■ Recorded data ■
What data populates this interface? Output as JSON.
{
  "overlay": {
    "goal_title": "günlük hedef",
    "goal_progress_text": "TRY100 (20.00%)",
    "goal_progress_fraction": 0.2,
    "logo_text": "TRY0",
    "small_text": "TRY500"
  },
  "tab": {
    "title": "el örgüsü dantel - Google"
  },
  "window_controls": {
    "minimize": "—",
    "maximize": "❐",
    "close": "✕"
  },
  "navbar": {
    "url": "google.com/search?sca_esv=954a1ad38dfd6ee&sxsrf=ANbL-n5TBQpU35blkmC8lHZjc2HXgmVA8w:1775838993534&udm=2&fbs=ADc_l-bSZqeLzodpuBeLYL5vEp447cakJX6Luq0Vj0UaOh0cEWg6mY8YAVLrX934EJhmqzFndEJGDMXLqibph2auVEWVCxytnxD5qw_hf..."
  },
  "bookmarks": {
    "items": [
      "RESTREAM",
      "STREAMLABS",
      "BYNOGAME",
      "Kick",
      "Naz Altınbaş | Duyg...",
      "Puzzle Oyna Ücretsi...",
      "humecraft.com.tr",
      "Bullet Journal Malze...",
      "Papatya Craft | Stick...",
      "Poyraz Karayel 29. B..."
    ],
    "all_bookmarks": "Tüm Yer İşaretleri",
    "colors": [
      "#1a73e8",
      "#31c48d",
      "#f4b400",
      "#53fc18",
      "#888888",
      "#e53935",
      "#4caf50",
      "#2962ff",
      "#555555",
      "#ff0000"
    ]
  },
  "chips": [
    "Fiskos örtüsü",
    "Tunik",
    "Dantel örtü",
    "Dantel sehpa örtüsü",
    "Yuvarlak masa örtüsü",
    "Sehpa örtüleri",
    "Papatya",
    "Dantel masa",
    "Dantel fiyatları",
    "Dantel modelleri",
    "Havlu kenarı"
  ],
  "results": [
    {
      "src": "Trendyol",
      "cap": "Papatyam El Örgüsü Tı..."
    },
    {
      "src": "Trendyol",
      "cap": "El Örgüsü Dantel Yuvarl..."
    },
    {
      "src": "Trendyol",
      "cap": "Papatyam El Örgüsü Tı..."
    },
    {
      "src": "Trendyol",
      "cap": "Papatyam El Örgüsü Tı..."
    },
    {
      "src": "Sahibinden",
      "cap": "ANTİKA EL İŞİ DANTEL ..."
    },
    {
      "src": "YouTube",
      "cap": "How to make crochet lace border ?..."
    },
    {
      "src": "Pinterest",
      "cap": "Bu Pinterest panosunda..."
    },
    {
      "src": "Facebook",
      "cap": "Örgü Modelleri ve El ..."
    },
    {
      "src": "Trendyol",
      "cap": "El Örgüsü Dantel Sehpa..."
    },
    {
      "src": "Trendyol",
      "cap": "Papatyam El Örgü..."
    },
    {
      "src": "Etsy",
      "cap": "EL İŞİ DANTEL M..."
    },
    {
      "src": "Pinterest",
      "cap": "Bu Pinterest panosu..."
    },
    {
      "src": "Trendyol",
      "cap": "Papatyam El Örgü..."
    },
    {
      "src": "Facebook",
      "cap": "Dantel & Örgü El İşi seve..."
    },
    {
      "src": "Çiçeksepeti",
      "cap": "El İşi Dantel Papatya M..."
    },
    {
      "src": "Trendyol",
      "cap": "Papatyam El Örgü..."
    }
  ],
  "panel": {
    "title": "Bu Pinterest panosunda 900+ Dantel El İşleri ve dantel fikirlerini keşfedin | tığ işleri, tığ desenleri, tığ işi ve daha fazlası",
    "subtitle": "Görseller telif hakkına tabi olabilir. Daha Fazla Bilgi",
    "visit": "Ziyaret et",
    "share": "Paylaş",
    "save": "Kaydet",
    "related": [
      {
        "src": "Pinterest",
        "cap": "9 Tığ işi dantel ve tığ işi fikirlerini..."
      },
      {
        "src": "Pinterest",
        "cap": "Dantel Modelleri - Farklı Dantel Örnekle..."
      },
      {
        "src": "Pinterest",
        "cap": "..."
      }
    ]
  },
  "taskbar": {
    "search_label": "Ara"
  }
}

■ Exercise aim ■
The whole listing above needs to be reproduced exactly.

■ Result of the exercise ■
What data populates this interface? Output as JSON.
{
  "overlay": {
    "goal_title": "günlük hedef",
    "goal_progress_text": "TRY100 (20.00%)",
    "goal_progress_fraction": 0.2,
    "logo_text": "TRY0",
    "small_text": "TRY500"
  },
  "tab": {
    "title": "el örgüsü dantel - Google"
  },
  "window_controls": {
    "minimize": "—",
    "maximize": "❐",
    "close": "✕"
  },
  "navbar": {
    "url": "google.com/search?sca_esv=954a1ad38dfd6ee&sxsrf=ANbL-n5TBQpU35blkmC8lHZjc2HXgmVA8w:1775838993534&udm=2&fbs=ADc_l-bSZqeLzodpuBeLYL5vEp447cakJX6Luq0Vj0UaOh0cEWg6mY8YAVLrX934EJhmqzFndEJGDMXLqibph2auVEWVCxytnxD5qw_hf..."
  },
  "bookmarks": {
    "items": [
      "RESTREAM",
      "STREAMLABS",
      "BYNOGAME",
      "Kick",
      "Naz Altınbaş | Duyg...",
      "Puzzle Oyna Ücretsi...",
      "humecraft.com.tr",
      "Bullet Journal Malze...",
      "Papatya Craft | Stick...",
      "Poyraz Karayel 29. B..."
    ],
    "all_bookmarks": "Tüm Yer İşaretleri",
    "colors": [
      "#1a73e8",
      "#31c48d",
      "#f4b400",
      "#53fc18",
      "#888888",
      "#e53935",
      "#4caf50",
      "#2962ff",
      "#555555",
      "#ff0000"
    ]
  },
  "chips": [
    "Fiskos örtüsü",
    "Tunik",
    "Dantel örtü",
    "Dantel sehpa örtüsü",
    "Yuvarlak masa örtüsü",
    "Sehpa örtüleri",
    "Papatya",
    "Dantel masa",
    "Dantel fiyatları",
    "Dantel modelleri",
    "Havlu kenarı"
  ],
  "results": [
    {
      "src": "Trendyol",
      "cap": "Papatyam El Örgüsü Tı..."
    },
    {
      "src": "Trendyol",
      "cap": "El Örgüsü Dantel Yuvarl..."
    },
    {
      "src": "Trendyol",
      "cap": "Papatyam El Örgüsü Tı..."
    },
    {
      "src": "Trendyol",
      "cap": "Papatyam El Örgüsü Tı..."
    },
    {
      "src": "Sahibinden",
      "cap": "ANTİKA EL İŞİ DANTEL ..."
    },
    {
      "src": "YouTube",
      "cap": "How to make crochet lace border ?..."
    },
    {
      "src": "Pinterest",
      "cap": "Bu Pinterest panosunda..."
    },
    {
      "src": "Facebook",
      "cap": "Örgü Modelleri ve El ..."
    },
    {
      "src": "Trendyol",
      "cap": "El Örgüsü Dantel Sehpa..."
    },
    {
      "src": "Trendyol",
      "cap": "Papatyam El Örgü..."
    },
    {
      "src": "Etsy",
      "cap": "EL İŞİ DANTEL M..."
    },
    {
      "src": "Pinterest",
      "cap": "Bu Pinterest panosu..."
    },
    {
      "src": "Trendyol",
      "cap": "Papatyam El Örgü..."
    },
    {
      "src": "Facebook",
      "cap": "Dantel & Örgü El İşi seve..."
    },
    {
      "src": "Çiçeksepeti",
      "cap": "El İşi Dantel Papatya M..."
    },
    {
      "src": "Trendyol",
      "cap": "Papatyam El Örgü..."
    }
  ],
  "panel": {
    "title": "Bu Pinterest panosunda 900+ Dantel El İşleri ve dantel fikirlerini keşfedin | tığ işleri, tığ desenleri, tığ işi ve daha fazlası",
    "subtitle": "Görseller telif hakkına tabi olabilir. Daha Fazla Bilgi",
    "visit": "Ziyaret et",
    "share": "Paylaş",
    "save": "Kaydet",
    "related": [
      {
        "src": "Pinterest",
        "cap": "9 Tığ işi dantel ve tığ işi fikirlerini..."
      },
      {
        "src": "Pinterest",
        "cap": "Dantel Modelleri - Farklı Dantel Örnekle..."
      },
      {
        "src": "Pinterest",
        "cap": "..."
      }
    ]
  },
  "taskbar": {
    "search_label": "Ara"
  }
}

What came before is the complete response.